┌──

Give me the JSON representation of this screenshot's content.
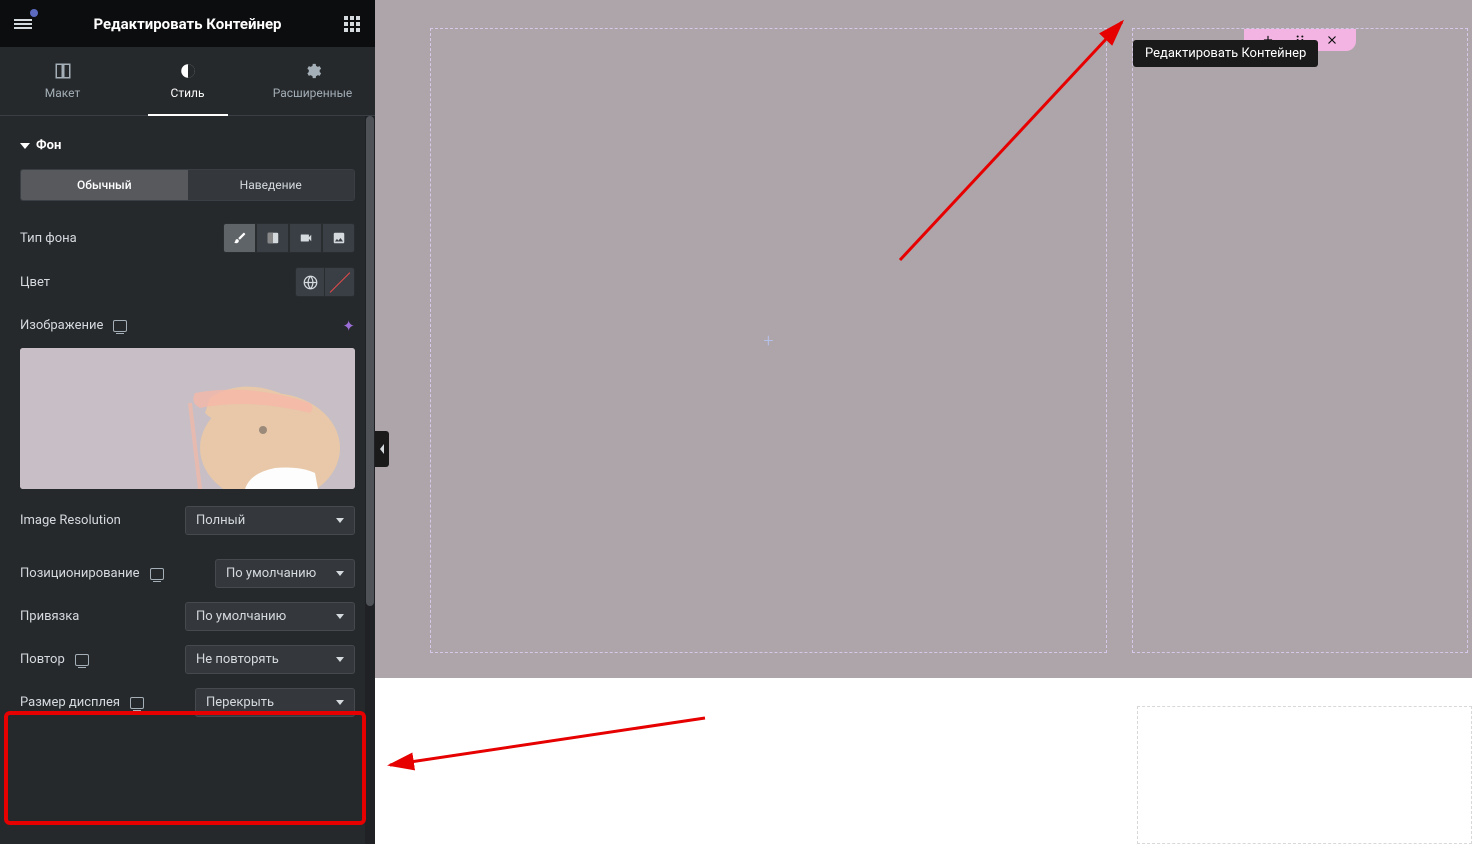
{
  "header": {
    "title": "Редактировать Контейнер"
  },
  "tabs": {
    "layout": "Макет",
    "style": "Стиль",
    "advanced": "Расширенные"
  },
  "section": {
    "background": "Фон"
  },
  "subtabs": {
    "normal": "Обычный",
    "hover": "Наведение"
  },
  "bgType": {
    "label": "Тип фона"
  },
  "color": {
    "label": "Цвет"
  },
  "image": {
    "label": "Изображение"
  },
  "resolution": {
    "label": "Image Resolution",
    "value": "Полный"
  },
  "position": {
    "label": "Позиционирование",
    "value": "По умолчанию"
  },
  "attachment": {
    "label": "Привязка",
    "value": "По умолчанию"
  },
  "repeat": {
    "label": "Повтор",
    "value": "Не повторять"
  },
  "display": {
    "label": "Размер дисплея",
    "value": "Перекрыть"
  },
  "tooltip": {
    "text": "Редактировать Контейнер"
  }
}
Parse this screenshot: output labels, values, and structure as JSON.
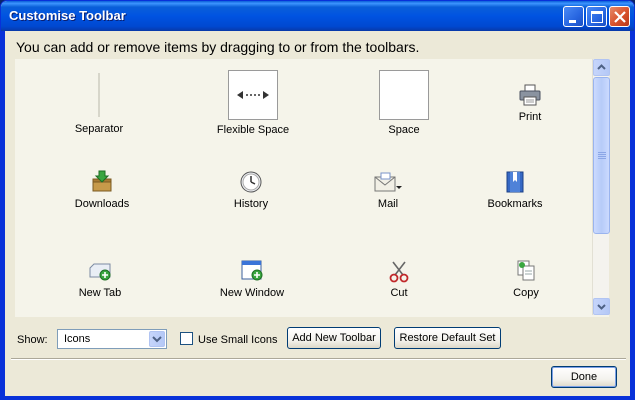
{
  "window": {
    "title": "Customise Toolbar",
    "buttons": [
      "minimize",
      "maximize",
      "close"
    ]
  },
  "instruction": "You can add or remove items by dragging to or from the toolbars.",
  "items": [
    {
      "label": "Separator",
      "icon": "separator-icon"
    },
    {
      "label": "Flexible Space",
      "icon": "flexible-space-icon"
    },
    {
      "label": "Space",
      "icon": "space-icon"
    },
    {
      "label": "Print",
      "icon": "printer-icon"
    },
    {
      "label": "Downloads",
      "icon": "downloads-icon"
    },
    {
      "label": "History",
      "icon": "clock-icon"
    },
    {
      "label": "Mail",
      "icon": "mail-icon"
    },
    {
      "label": "Bookmarks",
      "icon": "bookmarks-icon"
    },
    {
      "label": "New Tab",
      "icon": "new-tab-icon"
    },
    {
      "label": "New Window",
      "icon": "new-window-icon"
    },
    {
      "label": "Cut",
      "icon": "scissors-icon"
    },
    {
      "label": "Copy",
      "icon": "copy-icon"
    }
  ],
  "controls": {
    "show_label": "Show:",
    "show_value": "Icons",
    "small_icons_label": "Use Small Icons",
    "small_icons_checked": false,
    "add_toolbar_label": "Add New Toolbar",
    "restore_label": "Restore Default Set",
    "done_label": "Done"
  }
}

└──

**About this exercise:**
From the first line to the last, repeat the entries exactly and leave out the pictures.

**Response area:**
Give me the JSON representation of this screenshot's content.
{
  "header": {
    "title": "Редактировать Контейнер"
  },
  "tabs": {
    "layout": "Макет",
    "style": "Стиль",
    "advanced": "Расширенные"
  },
  "section": {
    "background": "Фон"
  },
  "subtabs": {
    "normal": "Обычный",
    "hover": "Наведение"
  },
  "bgType": {
    "label": "Тип фона"
  },
  "color": {
    "label": "Цвет"
  },
  "image": {
    "label": "Изображение"
  },
  "resolution": {
    "label": "Image Resolution",
    "value": "Полный"
  },
  "position": {
    "label": "Позиционирование",
    "value": "По умолчанию"
  },
  "attachment": {
    "label": "Привязка",
    "value": "По умолчанию"
  },
  "repeat": {
    "label": "Повтор",
    "value": "Не повторять"
  },
  "display": {
    "label": "Размер дисплея",
    "value": "Перекрыть"
  },
  "tooltip": {
    "text": "Редактировать Контейнер"
  }
}
Parse this screenshot: output labels, values, and structure as JSON.
{
  "window": {
    "title": "Customise Toolbar",
    "buttons": [
      "minimize",
      "maximize",
      "close"
    ]
  },
  "instruction": "You can add or remove items by dragging to or from the toolbars.",
  "items": [
    {
      "label": "Separator",
      "icon": "separator-icon"
    },
    {
      "label": "Flexible Space",
      "icon": "flexible-space-icon"
    },
    {
      "label": "Space",
      "icon": "space-icon"
    },
    {
      "label": "Print",
      "icon": "printer-icon"
    },
    {
      "label": "Downloads",
      "icon": "downloads-icon"
    },
    {
      "label": "History",
      "icon": "clock-icon"
    },
    {
      "label": "Mail",
      "icon": "mail-icon"
    },
    {
      "label": "Bookmarks",
      "icon": "bookmarks-icon"
    },
    {
      "label": "New Tab",
      "icon": "new-tab-icon"
    },
    {
      "label": "New Window",
      "icon": "new-window-icon"
    },
    {
      "label": "Cut",
      "icon": "scissors-icon"
    },
    {
      "label": "Copy",
      "icon": "copy-icon"
    }
  ],
  "controls": {
    "show_label": "Show:",
    "show_value": "Icons",
    "small_icons_label": "Use Small Icons",
    "small_icons_checked": false,
    "add_toolbar_label": "Add New Toolbar",
    "restore_label": "Restore Default Set",
    "done_label": "Done"
  }
}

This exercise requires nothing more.